> **Problem requirements**
Please repeat every record below exactly as written, but leave out the pictures.

> **Raw data**
☆ ☆ ☆ ☆

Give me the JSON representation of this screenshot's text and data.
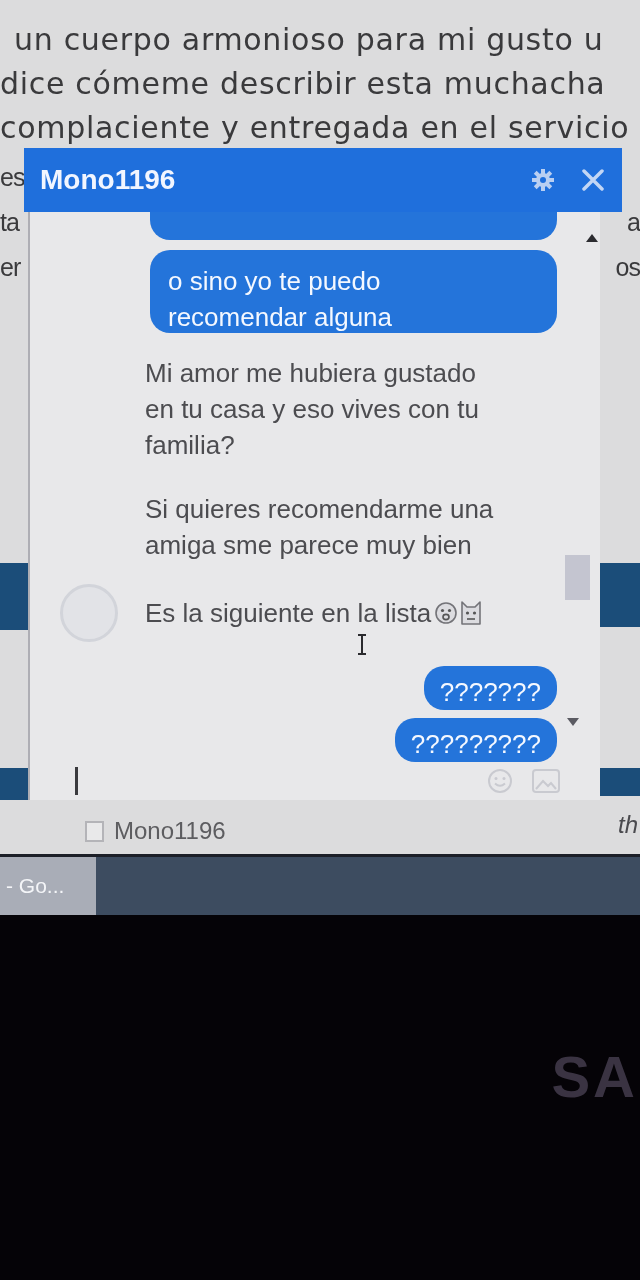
{
  "background_page": {
    "article_lines": [
      "un cuerpo armonioso para mi gusto u",
      "dice cómeme describir esta muchacha",
      "complaciente y entregada en el servicio"
    ],
    "left_fragments": [
      "es",
      "ta",
      "er"
    ],
    "right_fragments": [
      "a",
      "os"
    ],
    "chat_tab": {
      "label": "Mono1196",
      "checked": false
    },
    "right_footer_fragment": "th"
  },
  "chat_window": {
    "title": "Mono1196",
    "messages": [
      {
        "kind": "sent",
        "has_emoji": false
      },
      {
        "kind": "sent",
        "text": "o sino yo te puedo recomendar alguna",
        "has_emoji": false
      },
      {
        "kind": "received",
        "text": "Mi amor me hubiera gustado en tu casa y eso vives con tu familia?",
        "has_emoji": false
      },
      {
        "kind": "received",
        "text": "Si quieres recomendarme una amiga sme parece muy bien",
        "has_emoji": false
      },
      {
        "kind": "received",
        "text": "Es la siguiente en la lista",
        "has_emoji": true
      },
      {
        "kind": "sent",
        "text": "???????",
        "has_emoji": false
      },
      {
        "kind": "sent",
        "text": "?????????",
        "has_emoji": false
      }
    ]
  },
  "taskbar": {
    "button": "- Go..."
  },
  "bezel": {
    "logo": "SA"
  }
}
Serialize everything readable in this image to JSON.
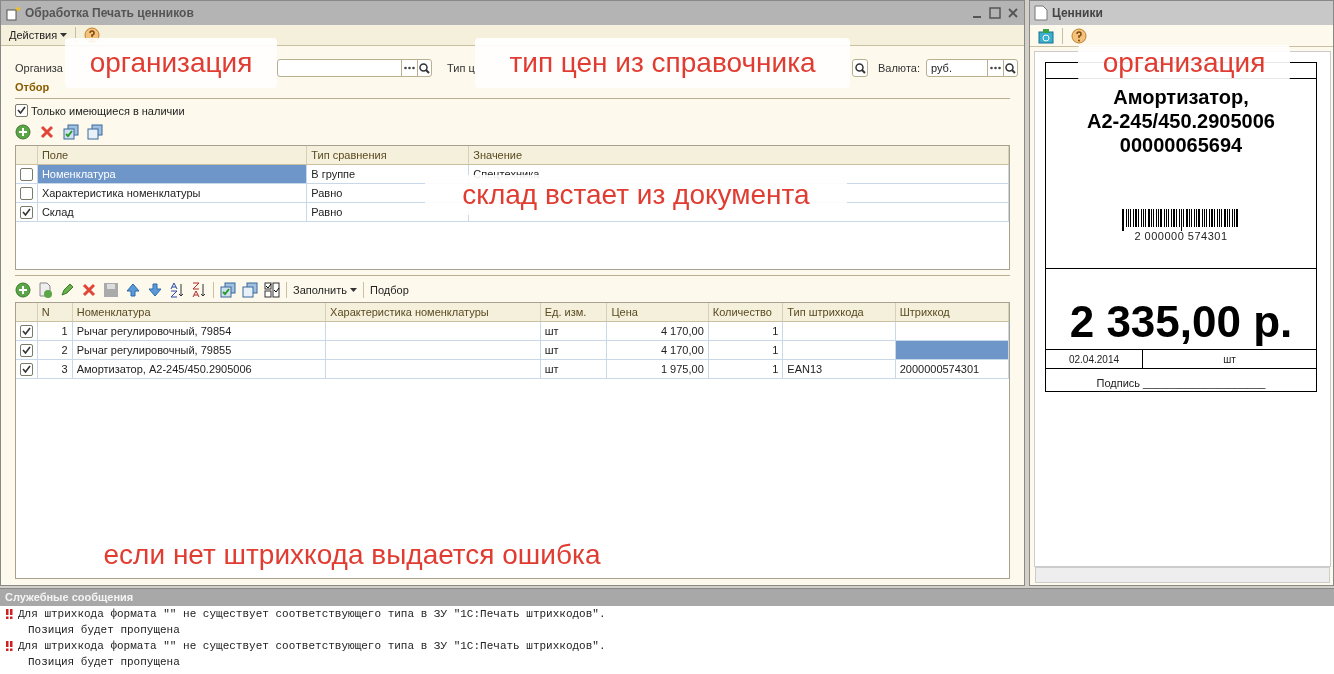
{
  "window": {
    "title": "Обработка  Печать ценников"
  },
  "menu": {
    "actions": "Действия"
  },
  "fields": [
    {
      "label": "Организа"
    },
    {
      "label": "Тип ц"
    },
    {
      "label": "Валюта:",
      "value": "руб."
    }
  ],
  "filter": {
    "title": "Отбор",
    "only_available": {
      "label": "Только имеющиеся в наличии",
      "checked": true
    },
    "columns": [
      "Поле",
      "Тип сравнения",
      "Значение"
    ],
    "rows": [
      {
        "checked": false,
        "selected": true,
        "field": "Номенклатура",
        "comparison": "В группе",
        "value": "Спецтехника"
      },
      {
        "checked": false,
        "selected": false,
        "field": "Характеристика номенклатуры",
        "comparison": "Равно"
      },
      {
        "checked": true,
        "selected": false,
        "field": "Склад",
        "comparison": "Равно"
      }
    ]
  },
  "items_toolbar": {
    "fill": "Заполнить",
    "pick": "Подбор"
  },
  "items": {
    "columns": [
      "N",
      "Номенклатура",
      "Характеристика номенклатуры",
      "Ед. изм.",
      "Цена",
      "Количество",
      "Тип штрихкода",
      "Штрихкод"
    ],
    "rows": [
      {
        "checked": true,
        "selected": false,
        "n": "1",
        "name": "Рычаг регулировочный, 79854",
        "unit": "шт",
        "price": "4 170,00",
        "qty": "1"
      },
      {
        "checked": true,
        "selected": true,
        "n": "2",
        "name": "Рычаг регулировочный, 79855",
        "unit": "шт",
        "price": "4 170,00",
        "qty": "1"
      },
      {
        "checked": true,
        "selected": false,
        "n": "3",
        "name": "Амортизатор, А2-245/450.2905006",
        "unit": "шт",
        "price": "1 975,00",
        "qty": "1",
        "barcode_type": "EAN13",
        "barcode": "2000000574301"
      }
    ]
  },
  "preview": {
    "title": "Ценники",
    "tag": {
      "name_lines": [
        "Амортизатор,",
        "А2-245/450.2905006",
        "00000065694"
      ],
      "barcode": "2 000000 574301",
      "price": "2 335,00 р.",
      "date": "02.04.2014",
      "unit": "шт",
      "signature": "Подпись ____________________"
    }
  },
  "messages": {
    "title": "Служебные сообщения",
    "items": [
      {
        "text": "Для штрихкода формата \"\" не существует соответствующего типа в ЗУ \"1С:Печать штрихкодов\".",
        "detail": "Позиция будет пропущена"
      },
      {
        "text": "Для штрихкода формата \"\" не существует соответствующего типа в ЗУ \"1С:Печать штрихкодов\".",
        "detail": "Позиция будет пропущена"
      }
    ]
  },
  "annotations": [
    "организация",
    "тип цен из справочника",
    "склад встает из документа",
    "если нет штрихкода выдается ошибка",
    "организация"
  ]
}
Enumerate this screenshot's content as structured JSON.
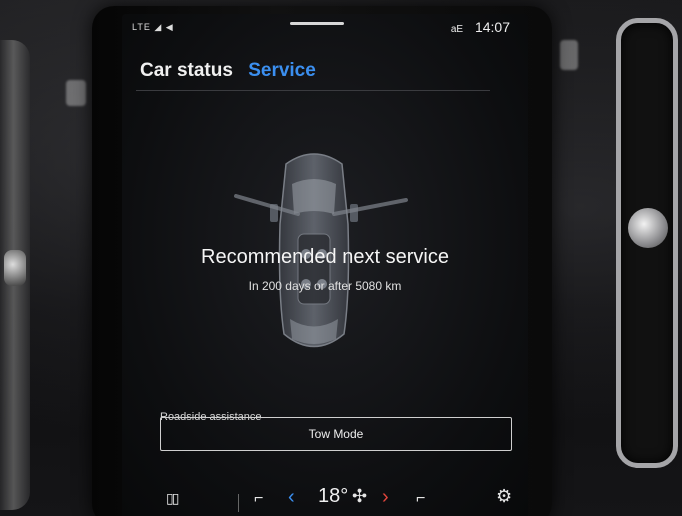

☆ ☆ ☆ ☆

> **Task answer**
Give me the JSON representation of this screenshot's text and data.
{
  "background_page": {
    "article_lines": [
      "un cuerpo armonioso para mi gusto u",
      "dice cómeme describir esta muchacha",
      "complaciente y entregada en el servicio"
    ],
    "left_fragments": [
      "es",
      "ta",
      "er"
    ],
    "right_fragments": [
      "a",
      "os"
    ],
    "chat_tab": {
      "label": "Mono1196",
      "checked": false
    },
    "right_footer_fragment": "th"
  },
  "chat_window": {
    "title": "Mono1196",
    "messages": [
      {
        "kind": "sent",
        "has_emoji": false
      },
      {
        "kind": "sent",
        "text": "o sino yo te puedo recomendar alguna",
        "has_emoji": false
      },
      {
        "kind": "received",
        "text": "Mi amor me hubiera gustado en tu casa y eso vives con tu familia?",
        "has_emoji": false
      },
      {
        "kind": "received",
        "text": "Si quieres recomendarme una amiga sme parece muy bien",
        "has_emoji": false
      },
      {
        "kind": "received",
        "text": "Es la siguiente en la lista",
        "has_emoji": true
      },
      {
        "kind": "sent",
        "text": "???????",
        "has_emoji": false
      },
      {
        "kind": "sent",
        "text": "?????????",
        "has_emoji": false
      }
    ]
  },
  "taskbar": {
    "button": "- Go..."
  },
  "bezel": {
    "logo": "SA"
  }
}
Serialize everything readable in this image to JSON.
{
  "window": {
    "title": "Обработка  Печать ценников"
  },
  "menu": {
    "actions": "Действия"
  },
  "fields": [
    {
      "label": "Организа"
    },
    {
      "label": "Тип ц"
    },
    {
      "label": "Валюта:",
      "value": "руб."
    }
  ],
  "filter": {
    "title": "Отбор",
    "only_available": {
      "label": "Только имеющиеся в наличии",
      "checked": true
    },
    "columns": [
      "Поле",
      "Тип сравнения",
      "Значение"
    ],
    "rows": [
      {
        "checked": false,
        "selected": true,
        "field": "Номенклатура",
        "comparison": "В группе",
        "value": "Спецтехника"
      },
      {
        "checked": false,
        "selected": false,
        "field": "Характеристика номенклатуры",
        "comparison": "Равно"
      },
      {
        "checked": true,
        "selected": false,
        "field": "Склад",
        "comparison": "Равно"
      }
    ]
  },
  "items_toolbar": {
    "fill": "Заполнить",
    "pick": "Подбор"
  },
  "items": {
    "columns": [
      "N",
      "Номенклатура",
      "Характеристика номенклатуры",
      "Ед. изм.",
      "Цена",
      "Количество",
      "Тип штрихкода",
      "Штрихкод"
    ],
    "rows": [
      {
        "checked": true,
        "selected": false,
        "n": "1",
        "name": "Рычаг регулировочный, 79854",
        "unit": "шт",
        "price": "4 170,00",
        "qty": "1"
      },
      {
        "checked": true,
        "selected": true,
        "n": "2",
        "name": "Рычаг регулировочный, 79855",
        "unit": "шт",
        "price": "4 170,00",
        "qty": "1"
      },
      {
        "checked": true,
        "selected": false,
        "n": "3",
        "name": "Амортизатор, А2-245/450.2905006",
        "unit": "шт",
        "price": "1 975,00",
        "qty": "1",
        "barcode_type": "EAN13",
        "barcode": "2000000574301"
      }
    ]
  },
  "preview": {
    "title": "Ценники",
    "tag": {
      "name_lines": [
        "Амортизатор,",
        "А2-245/450.2905006",
        "00000065694"
      ],
      "barcode": "2 000000 574301",
      "price": "2 335,00 р.",
      "date": "02.04.2014",
      "unit": "шт",
      "signature": "Подпись ____________________"
    }
  },
  "messages": {
    "title": "Служебные сообщения",
    "items": [
      {
        "text": "Для штрихкода формата \"\" не существует соответствующего типа в ЗУ \"1С:Печать штрихкодов\".",
        "detail": "Позиция будет пропущена"
      },
      {
        "text": "Для штрихкода формата \"\" не существует соответствующего типа в ЗУ \"1С:Печать штрихкодов\".",
        "detail": "Позиция будет пропущена"
      }
    ]
  },
  "annotations": [
    "организация",
    "тип цен из справочника",
    "склад встает из документа",
    "если нет штрихкода выдается ошибка",
    "организация"
  ]
}
Enumerate this screenshot's content as structured JSON.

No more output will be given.